Task to complete:
Within the material below, find each line bearing the word "Identify" and present it.

--- START ---

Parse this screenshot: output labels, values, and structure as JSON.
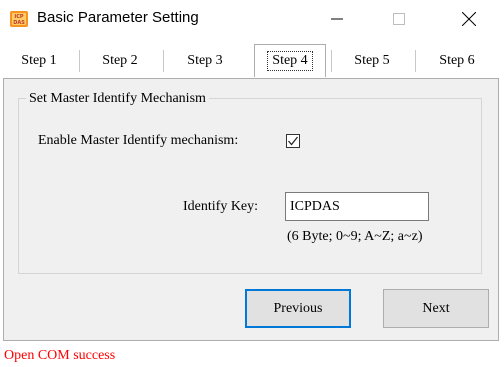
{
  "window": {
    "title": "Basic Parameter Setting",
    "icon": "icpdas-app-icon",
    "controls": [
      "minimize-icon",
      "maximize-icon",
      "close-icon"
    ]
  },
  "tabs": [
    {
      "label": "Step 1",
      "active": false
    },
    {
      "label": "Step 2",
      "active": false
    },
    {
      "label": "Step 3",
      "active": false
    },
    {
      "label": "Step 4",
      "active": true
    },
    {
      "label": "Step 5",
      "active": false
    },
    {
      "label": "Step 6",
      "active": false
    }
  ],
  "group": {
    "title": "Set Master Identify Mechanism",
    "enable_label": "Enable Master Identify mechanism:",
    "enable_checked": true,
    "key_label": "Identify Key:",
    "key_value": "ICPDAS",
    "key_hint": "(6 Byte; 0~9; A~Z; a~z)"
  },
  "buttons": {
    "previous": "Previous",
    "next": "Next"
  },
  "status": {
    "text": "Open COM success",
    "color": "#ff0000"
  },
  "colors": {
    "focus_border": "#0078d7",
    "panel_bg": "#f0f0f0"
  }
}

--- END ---
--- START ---

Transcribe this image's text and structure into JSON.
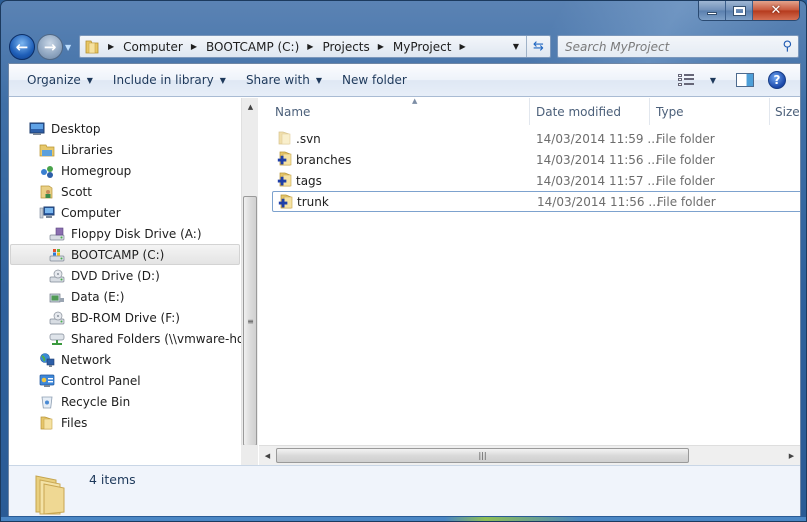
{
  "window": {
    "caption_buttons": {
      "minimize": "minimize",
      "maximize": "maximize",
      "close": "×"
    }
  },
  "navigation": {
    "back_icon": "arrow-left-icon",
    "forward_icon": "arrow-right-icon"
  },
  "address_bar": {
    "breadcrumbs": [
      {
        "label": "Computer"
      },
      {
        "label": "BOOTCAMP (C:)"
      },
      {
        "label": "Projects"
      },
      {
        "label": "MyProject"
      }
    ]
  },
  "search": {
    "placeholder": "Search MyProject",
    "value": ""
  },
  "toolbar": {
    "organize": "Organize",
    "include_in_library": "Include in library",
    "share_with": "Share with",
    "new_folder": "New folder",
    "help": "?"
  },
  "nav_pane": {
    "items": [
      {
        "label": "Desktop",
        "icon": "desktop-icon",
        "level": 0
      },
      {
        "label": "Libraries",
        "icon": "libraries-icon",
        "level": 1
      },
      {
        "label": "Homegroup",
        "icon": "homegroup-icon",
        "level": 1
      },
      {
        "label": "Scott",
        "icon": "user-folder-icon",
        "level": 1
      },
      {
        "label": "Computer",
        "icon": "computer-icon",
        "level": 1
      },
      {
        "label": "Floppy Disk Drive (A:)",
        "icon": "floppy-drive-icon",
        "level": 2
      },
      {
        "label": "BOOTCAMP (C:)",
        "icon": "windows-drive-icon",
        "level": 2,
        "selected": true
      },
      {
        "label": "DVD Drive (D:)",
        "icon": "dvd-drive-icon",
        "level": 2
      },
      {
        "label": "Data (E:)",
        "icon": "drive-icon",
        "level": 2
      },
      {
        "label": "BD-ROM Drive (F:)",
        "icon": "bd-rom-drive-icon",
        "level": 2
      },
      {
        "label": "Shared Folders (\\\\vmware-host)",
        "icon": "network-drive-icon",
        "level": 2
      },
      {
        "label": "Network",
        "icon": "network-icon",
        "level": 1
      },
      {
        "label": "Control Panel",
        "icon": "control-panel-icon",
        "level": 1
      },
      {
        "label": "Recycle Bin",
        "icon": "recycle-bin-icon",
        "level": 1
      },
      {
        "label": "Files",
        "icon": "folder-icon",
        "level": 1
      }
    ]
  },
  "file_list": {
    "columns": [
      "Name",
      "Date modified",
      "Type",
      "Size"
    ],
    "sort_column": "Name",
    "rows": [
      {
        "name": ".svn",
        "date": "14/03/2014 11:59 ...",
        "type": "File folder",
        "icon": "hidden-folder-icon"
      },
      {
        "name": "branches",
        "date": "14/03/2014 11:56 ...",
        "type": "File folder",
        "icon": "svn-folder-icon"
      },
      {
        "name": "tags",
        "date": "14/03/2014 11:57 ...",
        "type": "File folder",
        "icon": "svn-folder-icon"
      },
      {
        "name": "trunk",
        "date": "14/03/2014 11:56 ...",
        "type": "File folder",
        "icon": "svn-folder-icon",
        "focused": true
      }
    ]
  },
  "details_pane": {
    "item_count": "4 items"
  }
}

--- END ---

Exercise answer:
    "title": "Set Master Identify Mechanism",
    "enable_label": "Enable Master Identify mechanism:",
    "key_label": "Identify Key:",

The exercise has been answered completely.